In order to provide an enzyme that really can decompose beta-lactam medicines, they changed a type of bacterium that is often used in the manufacture of cheese. In the United States, penicillin is one of the most regularly given antibiotics. They used gene editing to alter the synthesis of the enzymes in their bacterium in order to stop it from passing on its capacity to make it to additional bacteria. Treatments that lower antibiotic side effects while still enabling them to accomplish their job has been achieved.

After only three days of treatment with ampicillin, mice whose gut microbiota had been damaged by the antibiotic recovered completely thanks to the bacteria the researchers used in the research. However, in mice that got just antibiotics, there was a dramatic decrease in the bacterial population.

It may be some time until you’re able to take a round of altered bacteria with your next dose of antibiotics, but the researchers are optimistic. They are currently focused on providing these living therapeutics to patients and completing the concept of an efficient, quick, and cost-effective clinical study.

While the research team is going to continue testing and improving their new strain of bacteria, it’s worth considering how such a treatment could be used right now. Millions of people currently rely on antibiotics as an easy way to deal with infections while they wait for an immune system boost and repair from natural supplements or diet changes. A pill like this could help keep that damage at bay while we focus on getting better and avoiding medications in the future.

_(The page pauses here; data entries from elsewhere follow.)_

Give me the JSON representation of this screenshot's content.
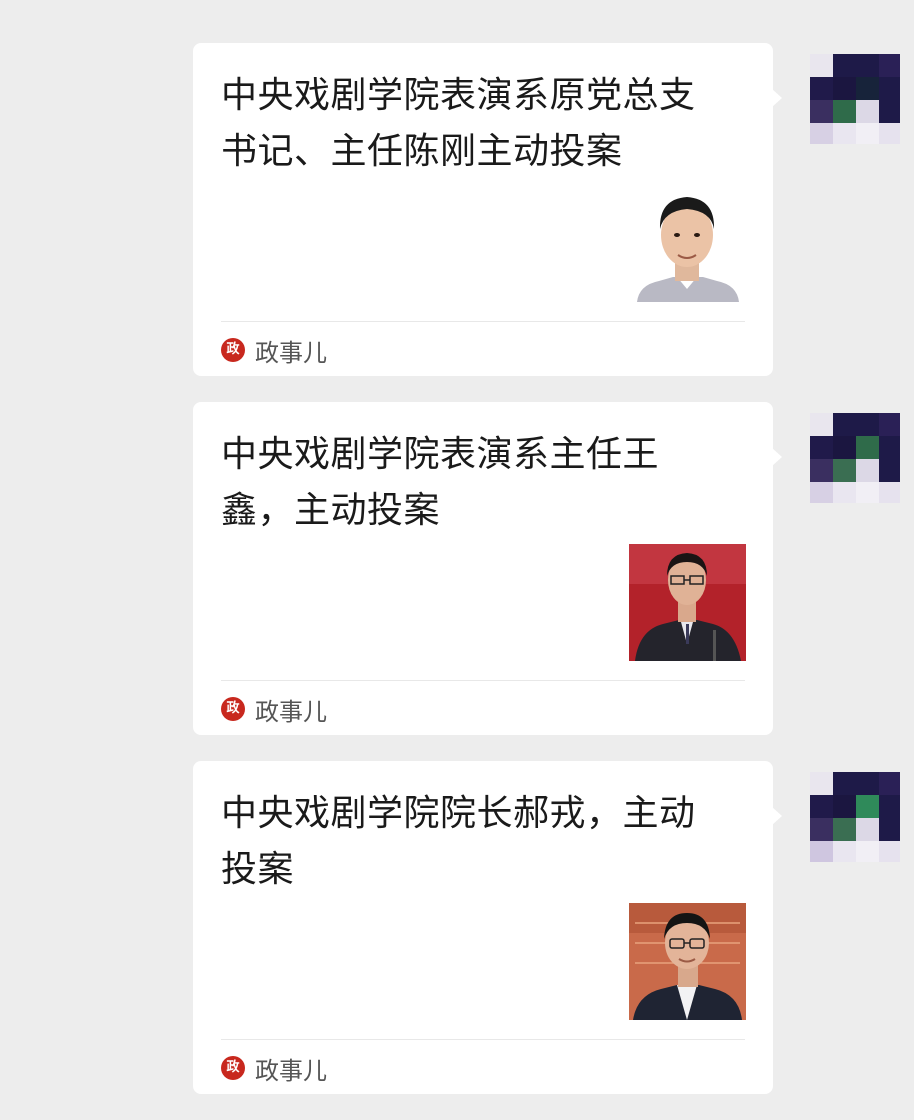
{
  "messages": [
    {
      "title": "中央戏剧学院表演系原党总支书记、主任陈刚主动投案",
      "source": "政事儿",
      "logo_text": "政",
      "photo": "portrait-photo-1"
    },
    {
      "title": "中央戏剧学院表演系主任王鑫，主动投案",
      "source": "政事儿",
      "logo_text": "政",
      "photo": "portrait-photo-2"
    },
    {
      "title": "中央戏剧学院院长郝戎，主动投案",
      "source": "政事儿",
      "logo_text": "政",
      "photo": "portrait-photo-3"
    }
  ],
  "colors": {
    "background": "#ededed",
    "bubble": "#ffffff",
    "logo_red": "#c8281e",
    "avatar_dark": "#1e1a48",
    "avatar_green": "#2f6b4a"
  }
}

The research was published in the journal Nature Biomedical Engineering.

Susan Kowal
Susan Kowal is a serial entrepreneur, angel investor/advisor, and health enthusiast.